Harlem World Magazine
This will make it easier for transgender, gender non-conforming, non-binary and intersex New Yorkers to update and obtain government-issued identification documents that accurately reflect their gender identity.
Today, transgender, gender non-conforming, non-binary, and intersex New Yorkers face incredible difficulties in obtaining accurate identification documents that are key for accessing health care, employment, travel, housing, and education.
Senator Hoylman said:
“Each and every New Yorker should be recognized for who they are by their government. But today, it remains incredibly hard for many New Yorkers to get the identification documents they require for travel, to get a job, and even to go to school. This bill will change that, making it easier for gender non-conforming, transgender, non-binary, and intersex New Yorkers – including minors – to get IDs that accurately reflect their identity.
“I am thankful for the advocates in those communities for their input on this critical bill.

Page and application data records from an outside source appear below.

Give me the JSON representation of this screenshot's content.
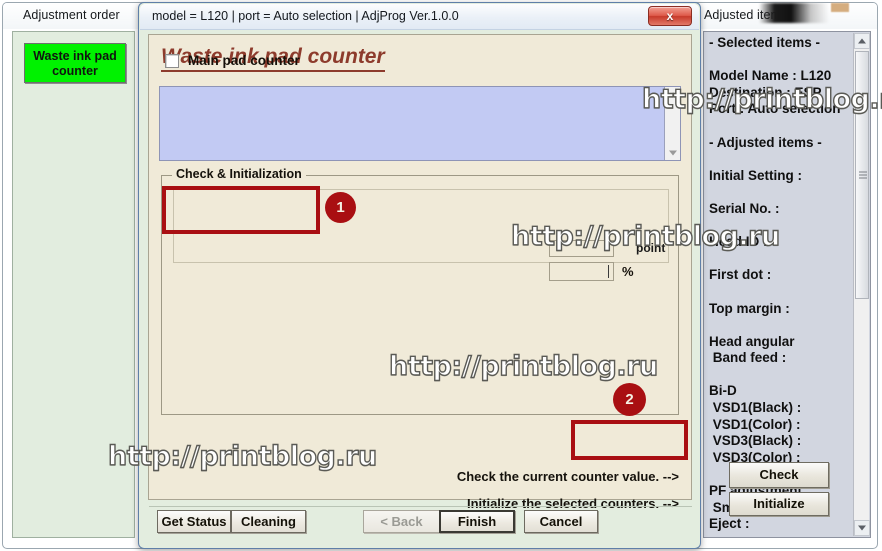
{
  "back_window": {
    "left_panel_title": "Adjustment order",
    "right_panel_title": "Adjusted items",
    "order_items": [
      {
        "label": "Waste ink pad counter"
      }
    ],
    "adjusted_items_text": "- Selected items -\n\nModel Name : L120\nDestination : ESP\nPort : Auto selection\n\n- Adjusted items -\n\nInitial Setting :\n\nSerial No. :\n\nHead ID :\n\nFirst dot :\n\nTop margin :\n\nHead angular\n Band feed :\n\nBi-D\n VSD1(Black) :\n VSD1(Color) :\n VSD3(Black) :\n VSD3(Color) :\n\nPF adjustment\n Smap :\nEject :"
  },
  "dialog": {
    "titlebar": "model = L120 | port = Auto selection | AdjProg Ver.1.0.0",
    "close_label": "x",
    "header_title": "Waste ink pad counter",
    "message_box_value": "",
    "group": {
      "legend": "Check & Initialization",
      "checkbox": {
        "label": "Main pad counter",
        "checked": false
      },
      "point_label": "point",
      "point_value": "",
      "percent_value": "",
      "percent_label": "%"
    },
    "actions": {
      "check_text": "Check the current counter value. -->",
      "check_button": "Check",
      "initialize_text": "Initialize the selected counters. -->",
      "initialize_button": "Initialize"
    },
    "footer": {
      "get_status": "Get Status",
      "cleaning": "Cleaning",
      "back": "< Back",
      "finish": "Finish",
      "cancel": "Cancel"
    }
  },
  "annotations": {
    "badge_1": "1",
    "badge_2": "2",
    "accent_color": "#a90f12"
  },
  "watermark": {
    "text": "http://printblog.ru"
  }
}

And I’m proud to live in and represent a state that respects and values the needs of these communities – particularly as queer, and especially transgender people, have come under attack in recent months across our country.”
While accurate identification documents are key for obtaining health care, employment, travel, housing, and education, the National Transgender Survey found that among transgender New Yorkers:
- Only 12% have been able to update all of their IDs,
- 25% have been able to update some IDs
- 63% have not been able to update any IDs
Today, once a name change order has been approved by a court, the petitioner must publish the name change at least once in a newspaper of record in that county within 60 days of the order. At a time of heightened violence against transgender Americans, outing oneself can be dangerous.
Judges in New York currently provide publication waivers at their own discretion, but this process lacks consistency and transparency. This bill does away with this risk by eliminating the publication requirement entirely.
In addition, this bill would do away with the current requirement for healthcare provider attestation in updating driver’s licenses.
This requirement is retrograde and can impose significant financial burdens on transgender and gender non-conforming New Yorkers.
Finally, this bill will codify recent administrative changes to ensure that transgender and gender non-conforming minors, with appropriate permission from their parents or legal guardians, have access to correct birth certificates.
The Gender Recognition Act was drafted and supported with substantial input from the transgender, gender non-conforming, non-binary and intersex community, including Arrowood Law, Brooklyn Law School’s LGBT Advocacy Clinic, The Center for Elder Law & Justice, Empire Justice Center, EQNY, Gender Equality New York (GENY), GMHC, Lambda Legal, Latino Justice PRLDEF, Law Office of Milo Primeaux, Legal Services Staff Association #2320, The LGBT Center, Make the Road NY, Law Office of Milo Primeaux, The New Pride Agenda, New York Civil Liberties Union (NYCLU), New York Legal Assistance Group (NYLAG), New York Social Action, New York State Gender Diversity Coalition (NYSGDC), New York Transgender Advocacy Group (NYTAG), The Peter Cicchino Youth Project of the Urban Justice Center, The Phyllis B. Frank Pride Center of Rockland County, Planned Parenthood Empire State Acts, Pride for Youth, SAGE, Sylvia Rivera Law Project, Transgender Law Center, Transgender Legal Defense & Education Fund (TLDEF), TransLatinx Network, Western NY Law Center, Youth Represent.
Originally published in Harlem World Magazine on June 8, 2021.